The ranch hands knew the boss lady had high expectations and they were prepared for her ritual inspection. But the surprise trips to the La Honda ranch and the Atherton house were soon to end.
(Photo: Posting with unidentified relatives, Inez Burns, third from left, her husband, ex-San Francisco Assemblyman Joe F. Burns at far right, wearing the hat).
…When the money was rolling in, Caroline Carlisle recalls, her middle-aged grandmother Inez Burns was “happy and jolly”–but Inez never eased upon on her inspection of the house in Atheron., “looking for dust,” often demanding that everything be done her way.
Despite the “inspection,” a visit from grandmother Inez turned into a festive event as she brought armloads of gifts: a black cocker spaniel, a white rabbit fur coat and matching hat, a chestnut horse.
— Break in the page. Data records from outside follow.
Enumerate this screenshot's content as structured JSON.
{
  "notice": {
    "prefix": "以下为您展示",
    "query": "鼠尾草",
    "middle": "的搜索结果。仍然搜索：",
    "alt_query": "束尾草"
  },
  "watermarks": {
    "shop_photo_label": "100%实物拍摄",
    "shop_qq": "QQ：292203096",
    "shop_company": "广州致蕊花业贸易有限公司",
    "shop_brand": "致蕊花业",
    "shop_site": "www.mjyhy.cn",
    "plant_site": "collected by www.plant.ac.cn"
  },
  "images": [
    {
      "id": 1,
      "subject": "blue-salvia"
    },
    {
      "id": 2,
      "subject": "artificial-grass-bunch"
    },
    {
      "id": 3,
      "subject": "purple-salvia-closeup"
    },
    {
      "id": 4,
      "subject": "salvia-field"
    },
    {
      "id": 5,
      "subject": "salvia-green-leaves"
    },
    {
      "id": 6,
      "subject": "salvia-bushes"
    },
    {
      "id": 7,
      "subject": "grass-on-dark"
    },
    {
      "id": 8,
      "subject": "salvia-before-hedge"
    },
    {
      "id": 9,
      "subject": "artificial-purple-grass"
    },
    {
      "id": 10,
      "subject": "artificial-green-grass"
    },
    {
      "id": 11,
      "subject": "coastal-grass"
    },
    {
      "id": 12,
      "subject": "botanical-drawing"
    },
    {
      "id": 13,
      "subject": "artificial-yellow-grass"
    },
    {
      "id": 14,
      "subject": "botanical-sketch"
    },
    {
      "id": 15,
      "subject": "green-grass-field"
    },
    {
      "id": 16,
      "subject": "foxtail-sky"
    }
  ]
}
Another great treat for Caroline ws a shopping spree to the Emporium in San Francisco, accompanied by one of Inez’s employees.
After one of these “surprise visits” to the La Honda ranch in the early 1940s, then 8-year-old Caroline Carlisle accompanied Inez and Joe Burns in the shiny, black limousine. As Joe Burns drove, inez sang songs form the 1920s, most often “Stella By Starlight” and “In her Sweet Little Alice Blue Gown.” Caroline hated the singing, especially when she was asked to join in–perhaps it reminded the little girl of the dreaded piano lessons grandmother paid for.
Attractive to men, Inez married three times before finding a soulmate in the tall and handsome Joe F. Burns, who grew up in San Francisco’s Mission District “as one of the boys”–many of whom became police officers.
Later, some of Joe’s old pals joined him for Wednesday night poker parties where they enjoyed the card games but “payoffs” to protect his wife’s abortion mill business may also have occurred.
Inez was in control of the relationship with Joe–but she was also gracious, lavishing him with gifts, including brilliant diamond rings worn on his freshly manicured hands.
She paid for Joe’s gambling habits, poker and the ponies and she probably bought and paid for his political career.
Inez shared Joe’s love of sleek race horses so much that she boarded half-a-dozen beautiful colts on the 1000-acre La Honda ranch, including the gelding “Sun Portland”–an occasional winner at the racetracks in Seattle.
When Joe F. Burns retired as a San Francisco Assemblyman, Inez bought him “Cavanaughs”, a busy bar located at 29th and Mission Streets.